I will admit, I'm highly amused that this is the opening line from the KT article:  "Every time Tina Shin digs into a plate full of spicy, double-fried chicken wings from Kyochon, she craves some chilled Cass, a Korean beer. But she can't readily order it off the menu." I love Korean food and alcohol but cheap Korean beer is even worse than cheap American beer. The oh so creative expat nickname for Cass is 'Ass.' To each their own I suppose. 



**Skin food actually has a decent English language website for women in Korea who want more details on their products than the limited English on the packaging gives.
***Shouldn't I be busy like I said I would be instead of updating my blog? Theoretically, yes. Only, I'm working on my taxes and I have a question only my Dad can answer so now I have to wait until it's a reasonable hour in New York to continue being productive. ~pokes the blogosphere for wonderful time killing entertainment~

13 comments:

Mike Juneyoung said...

tried kyochon in the city, but it wasn't exactly like the ones i used to in Korea. there were a few places like kyochon but didn't try them.

Alex said...

Sad! I bet they didn't serve random radish and cabbage side dishes either. Then again, I wouldn't exactly miss that. Only type of Korean restaurant that really fails at the side dishes is the chicken hof.

Melissa said...

I was in the city last weekend and took a stroll down Korea Alley...they have a Face Shop there!!!! I was such a sucker for Face Shop eyeliner in Korea, so it made my day to know I could also get it here. I think I also saw the chicken hof you mentioned. (Wasn't much into those places when I lived in Seoul.) Come back so we can play in NYC!

Alex said...

OMG YAY! The article in the Korea Times only mentioned the face mask sheet thingy available at Walmart and didn't say anything about other products. FaceShop ROCKS. So does skinfood...and innis free...and all of the other kookie cheap brands.

Josh said...

hmmmm "Ass" beer doesn't sound like something anyone would actually miss!!

Alex said...
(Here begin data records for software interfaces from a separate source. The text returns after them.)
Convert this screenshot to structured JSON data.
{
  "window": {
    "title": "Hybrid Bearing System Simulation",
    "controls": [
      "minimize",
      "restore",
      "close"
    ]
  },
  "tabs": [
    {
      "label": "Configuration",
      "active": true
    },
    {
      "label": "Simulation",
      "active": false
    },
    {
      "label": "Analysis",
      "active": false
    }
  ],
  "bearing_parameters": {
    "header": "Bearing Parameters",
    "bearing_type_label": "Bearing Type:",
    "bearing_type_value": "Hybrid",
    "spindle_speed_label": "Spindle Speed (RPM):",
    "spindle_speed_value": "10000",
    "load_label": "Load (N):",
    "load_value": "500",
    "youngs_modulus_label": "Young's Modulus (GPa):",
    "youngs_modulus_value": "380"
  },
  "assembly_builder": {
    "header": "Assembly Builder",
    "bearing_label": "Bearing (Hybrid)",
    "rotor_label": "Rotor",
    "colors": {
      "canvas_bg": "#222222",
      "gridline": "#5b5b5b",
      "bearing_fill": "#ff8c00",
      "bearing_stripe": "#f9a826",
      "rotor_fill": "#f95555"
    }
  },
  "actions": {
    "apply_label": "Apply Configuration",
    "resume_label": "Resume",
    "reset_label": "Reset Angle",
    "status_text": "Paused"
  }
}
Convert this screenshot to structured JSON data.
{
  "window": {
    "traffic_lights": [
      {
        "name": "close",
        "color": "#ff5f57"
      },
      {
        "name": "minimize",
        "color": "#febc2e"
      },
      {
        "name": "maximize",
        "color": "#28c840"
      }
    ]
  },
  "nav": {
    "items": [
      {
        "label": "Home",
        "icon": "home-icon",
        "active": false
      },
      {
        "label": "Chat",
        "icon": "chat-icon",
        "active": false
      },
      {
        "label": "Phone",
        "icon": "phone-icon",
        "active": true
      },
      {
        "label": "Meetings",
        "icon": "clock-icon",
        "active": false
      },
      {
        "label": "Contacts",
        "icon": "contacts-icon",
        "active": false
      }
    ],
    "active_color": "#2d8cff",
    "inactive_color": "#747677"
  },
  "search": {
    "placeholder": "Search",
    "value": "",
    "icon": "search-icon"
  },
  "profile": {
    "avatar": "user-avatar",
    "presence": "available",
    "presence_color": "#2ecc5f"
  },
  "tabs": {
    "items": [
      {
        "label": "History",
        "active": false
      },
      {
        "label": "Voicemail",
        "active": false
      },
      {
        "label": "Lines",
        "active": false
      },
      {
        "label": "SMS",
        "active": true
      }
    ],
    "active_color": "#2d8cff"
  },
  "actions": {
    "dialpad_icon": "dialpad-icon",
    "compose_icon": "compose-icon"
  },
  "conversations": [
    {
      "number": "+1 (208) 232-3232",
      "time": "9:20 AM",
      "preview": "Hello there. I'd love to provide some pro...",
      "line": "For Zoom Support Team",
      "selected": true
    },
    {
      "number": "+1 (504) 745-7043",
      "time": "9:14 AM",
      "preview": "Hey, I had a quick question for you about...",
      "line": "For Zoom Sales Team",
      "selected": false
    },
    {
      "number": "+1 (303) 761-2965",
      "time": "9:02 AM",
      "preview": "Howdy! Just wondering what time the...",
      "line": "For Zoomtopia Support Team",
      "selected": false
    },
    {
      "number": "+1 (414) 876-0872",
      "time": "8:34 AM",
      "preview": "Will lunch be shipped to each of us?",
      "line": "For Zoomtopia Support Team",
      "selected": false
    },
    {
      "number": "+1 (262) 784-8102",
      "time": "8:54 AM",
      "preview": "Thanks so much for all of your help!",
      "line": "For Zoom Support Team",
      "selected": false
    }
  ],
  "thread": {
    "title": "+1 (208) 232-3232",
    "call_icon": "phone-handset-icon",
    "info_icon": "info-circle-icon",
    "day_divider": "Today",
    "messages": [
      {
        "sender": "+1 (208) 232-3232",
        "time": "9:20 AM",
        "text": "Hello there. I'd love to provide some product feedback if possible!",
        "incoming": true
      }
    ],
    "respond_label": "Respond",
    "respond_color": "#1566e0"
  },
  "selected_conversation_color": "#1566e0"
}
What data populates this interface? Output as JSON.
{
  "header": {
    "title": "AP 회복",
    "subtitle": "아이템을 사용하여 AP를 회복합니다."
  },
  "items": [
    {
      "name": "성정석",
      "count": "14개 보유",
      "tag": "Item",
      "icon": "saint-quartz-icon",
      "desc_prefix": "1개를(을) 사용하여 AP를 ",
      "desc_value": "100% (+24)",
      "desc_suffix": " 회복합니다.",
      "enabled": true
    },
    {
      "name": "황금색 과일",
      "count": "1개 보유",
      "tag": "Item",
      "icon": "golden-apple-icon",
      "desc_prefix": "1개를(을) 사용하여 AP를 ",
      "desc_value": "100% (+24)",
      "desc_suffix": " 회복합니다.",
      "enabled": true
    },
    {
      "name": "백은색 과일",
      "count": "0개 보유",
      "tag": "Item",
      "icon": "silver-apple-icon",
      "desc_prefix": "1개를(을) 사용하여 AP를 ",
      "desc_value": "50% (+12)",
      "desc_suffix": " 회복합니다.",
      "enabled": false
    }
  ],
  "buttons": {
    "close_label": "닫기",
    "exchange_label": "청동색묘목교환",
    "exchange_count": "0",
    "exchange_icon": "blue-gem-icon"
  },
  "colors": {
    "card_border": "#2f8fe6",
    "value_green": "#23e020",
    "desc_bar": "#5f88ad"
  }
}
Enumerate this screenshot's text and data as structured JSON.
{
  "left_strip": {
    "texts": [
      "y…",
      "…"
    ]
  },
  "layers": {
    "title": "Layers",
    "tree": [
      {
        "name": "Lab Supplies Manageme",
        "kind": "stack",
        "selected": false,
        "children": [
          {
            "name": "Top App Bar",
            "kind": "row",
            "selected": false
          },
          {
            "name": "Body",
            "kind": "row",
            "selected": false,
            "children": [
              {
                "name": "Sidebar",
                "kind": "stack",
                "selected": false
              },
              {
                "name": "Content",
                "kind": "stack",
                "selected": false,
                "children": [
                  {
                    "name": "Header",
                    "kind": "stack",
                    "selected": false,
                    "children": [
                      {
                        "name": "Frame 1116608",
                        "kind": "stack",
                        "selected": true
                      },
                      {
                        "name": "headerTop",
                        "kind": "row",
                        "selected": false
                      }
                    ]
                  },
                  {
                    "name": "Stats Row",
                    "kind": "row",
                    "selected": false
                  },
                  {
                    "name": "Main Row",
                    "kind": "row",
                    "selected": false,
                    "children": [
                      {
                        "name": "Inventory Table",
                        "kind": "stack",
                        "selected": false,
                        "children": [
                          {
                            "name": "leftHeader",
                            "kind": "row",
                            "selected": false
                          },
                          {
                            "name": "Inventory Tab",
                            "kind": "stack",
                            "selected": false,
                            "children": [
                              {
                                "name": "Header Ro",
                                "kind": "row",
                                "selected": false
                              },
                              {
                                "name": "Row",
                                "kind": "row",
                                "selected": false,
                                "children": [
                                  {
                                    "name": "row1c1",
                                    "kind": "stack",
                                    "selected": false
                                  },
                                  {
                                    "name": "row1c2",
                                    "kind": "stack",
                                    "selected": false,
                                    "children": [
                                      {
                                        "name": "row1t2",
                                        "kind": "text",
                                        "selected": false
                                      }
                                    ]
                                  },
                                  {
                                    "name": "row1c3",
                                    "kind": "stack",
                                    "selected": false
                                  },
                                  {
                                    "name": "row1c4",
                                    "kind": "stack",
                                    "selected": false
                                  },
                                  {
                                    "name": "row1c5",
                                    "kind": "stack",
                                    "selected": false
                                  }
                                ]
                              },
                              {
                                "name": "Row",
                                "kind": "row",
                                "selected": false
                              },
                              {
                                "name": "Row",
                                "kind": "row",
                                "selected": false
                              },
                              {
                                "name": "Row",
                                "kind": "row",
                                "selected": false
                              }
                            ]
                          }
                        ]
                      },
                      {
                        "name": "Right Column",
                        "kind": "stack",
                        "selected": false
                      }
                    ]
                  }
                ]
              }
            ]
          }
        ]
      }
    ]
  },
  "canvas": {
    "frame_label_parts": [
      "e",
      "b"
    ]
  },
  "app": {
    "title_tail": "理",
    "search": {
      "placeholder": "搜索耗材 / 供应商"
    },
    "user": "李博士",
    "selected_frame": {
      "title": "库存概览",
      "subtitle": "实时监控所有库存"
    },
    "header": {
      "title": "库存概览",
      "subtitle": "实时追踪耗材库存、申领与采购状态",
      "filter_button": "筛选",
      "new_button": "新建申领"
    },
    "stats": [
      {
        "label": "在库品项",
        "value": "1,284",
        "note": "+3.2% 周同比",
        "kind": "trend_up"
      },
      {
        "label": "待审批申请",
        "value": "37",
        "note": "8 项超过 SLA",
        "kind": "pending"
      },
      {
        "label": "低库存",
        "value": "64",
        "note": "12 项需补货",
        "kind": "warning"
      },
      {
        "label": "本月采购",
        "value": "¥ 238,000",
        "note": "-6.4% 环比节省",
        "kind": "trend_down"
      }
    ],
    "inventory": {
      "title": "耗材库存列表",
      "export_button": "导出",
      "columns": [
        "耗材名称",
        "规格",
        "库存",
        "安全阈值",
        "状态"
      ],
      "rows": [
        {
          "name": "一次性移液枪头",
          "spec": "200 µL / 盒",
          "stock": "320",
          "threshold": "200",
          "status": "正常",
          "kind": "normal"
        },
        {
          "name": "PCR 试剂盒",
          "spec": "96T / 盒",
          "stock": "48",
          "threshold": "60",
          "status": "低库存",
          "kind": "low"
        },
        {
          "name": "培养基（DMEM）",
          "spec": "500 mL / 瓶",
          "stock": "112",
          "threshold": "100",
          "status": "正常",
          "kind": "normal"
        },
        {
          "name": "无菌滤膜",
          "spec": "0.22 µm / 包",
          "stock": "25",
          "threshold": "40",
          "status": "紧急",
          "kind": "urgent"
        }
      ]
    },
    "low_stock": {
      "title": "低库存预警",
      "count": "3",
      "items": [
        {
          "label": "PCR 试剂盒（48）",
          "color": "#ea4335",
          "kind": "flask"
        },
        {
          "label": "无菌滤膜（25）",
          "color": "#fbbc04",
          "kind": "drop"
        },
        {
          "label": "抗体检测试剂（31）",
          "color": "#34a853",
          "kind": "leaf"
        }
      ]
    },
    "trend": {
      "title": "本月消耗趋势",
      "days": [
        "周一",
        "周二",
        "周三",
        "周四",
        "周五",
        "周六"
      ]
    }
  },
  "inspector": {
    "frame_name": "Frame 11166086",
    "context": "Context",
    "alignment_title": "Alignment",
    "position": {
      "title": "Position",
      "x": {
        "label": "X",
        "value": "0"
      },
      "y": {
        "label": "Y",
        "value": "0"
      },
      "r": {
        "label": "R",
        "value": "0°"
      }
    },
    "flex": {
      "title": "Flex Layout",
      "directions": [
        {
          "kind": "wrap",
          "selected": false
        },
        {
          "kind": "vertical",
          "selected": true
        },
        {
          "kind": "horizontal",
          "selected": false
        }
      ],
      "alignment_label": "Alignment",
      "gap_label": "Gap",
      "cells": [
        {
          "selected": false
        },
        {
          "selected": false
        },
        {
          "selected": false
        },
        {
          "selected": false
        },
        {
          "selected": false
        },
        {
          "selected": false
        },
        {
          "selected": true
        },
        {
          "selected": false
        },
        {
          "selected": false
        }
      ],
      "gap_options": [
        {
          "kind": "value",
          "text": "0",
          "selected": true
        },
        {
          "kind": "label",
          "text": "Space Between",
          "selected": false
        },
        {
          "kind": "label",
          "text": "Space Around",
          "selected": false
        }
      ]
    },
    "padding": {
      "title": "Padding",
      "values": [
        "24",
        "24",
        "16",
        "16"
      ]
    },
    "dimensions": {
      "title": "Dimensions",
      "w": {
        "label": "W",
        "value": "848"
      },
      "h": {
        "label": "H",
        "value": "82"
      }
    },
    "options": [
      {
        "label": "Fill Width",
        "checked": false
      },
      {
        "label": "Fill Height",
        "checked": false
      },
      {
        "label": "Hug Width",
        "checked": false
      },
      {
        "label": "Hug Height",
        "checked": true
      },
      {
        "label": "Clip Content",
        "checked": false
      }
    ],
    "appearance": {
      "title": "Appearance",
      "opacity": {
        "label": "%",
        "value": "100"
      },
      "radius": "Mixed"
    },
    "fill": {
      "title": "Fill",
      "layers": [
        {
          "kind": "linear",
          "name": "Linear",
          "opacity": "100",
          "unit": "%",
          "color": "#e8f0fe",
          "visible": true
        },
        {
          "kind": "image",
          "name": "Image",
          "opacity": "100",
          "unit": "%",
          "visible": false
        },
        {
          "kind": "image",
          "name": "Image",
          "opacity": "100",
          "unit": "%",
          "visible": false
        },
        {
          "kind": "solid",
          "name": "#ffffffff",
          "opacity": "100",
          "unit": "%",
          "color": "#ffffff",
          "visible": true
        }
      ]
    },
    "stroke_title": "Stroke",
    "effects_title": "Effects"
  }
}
It really isn't. However, I will admit that it tastes better than the gluten free crap you and dad are forced to drink. Then again....after years of NO beer I imagine it tastes fabulous to you.

Christian said...

Craving Cass must be a euphemism for something.

Simon said...

Speaking of Korean stuff, we now have a Korean taco truck in Durham - http://carpedurham.com/2010/03/24/bulkogi-korean-taco-truck/. Haven't eaten there yet though, still need to find out if their soy sauce has wheat (probably).

So far, I think the best gluten free beer like substance is a bourbon and soda, followed by cider.

Alex said...

that is...incredibly strange and tasty sounding. and yes, korean soy sauce has wheat in it.

i can't get korean tacos in korea. but theoretically, i could make them myself as i have access to both kimchi and taco shells.

Brian said...

The last couple times I ordered Kyochon in Korea it was like eating charcoal. Nene and Mom's Touch are better.

But, at least in Pittsburgh, you can get quality fried chicken at big grocery stores and even at Wal-Mart, so to get the Korean experience it needs to be delivered (in thirty minutes) by guys who are not only friendly, but don't expect tips for doing their jobs. Oh, and they need to give out free Pepsi and point cards.

Alex said...

Agreed!

snowmon said...

I hear they fry their chicken in two different temperature twice. That must be really cripy chicken, sounds delish with beer.

Alex said...

It IS amazing.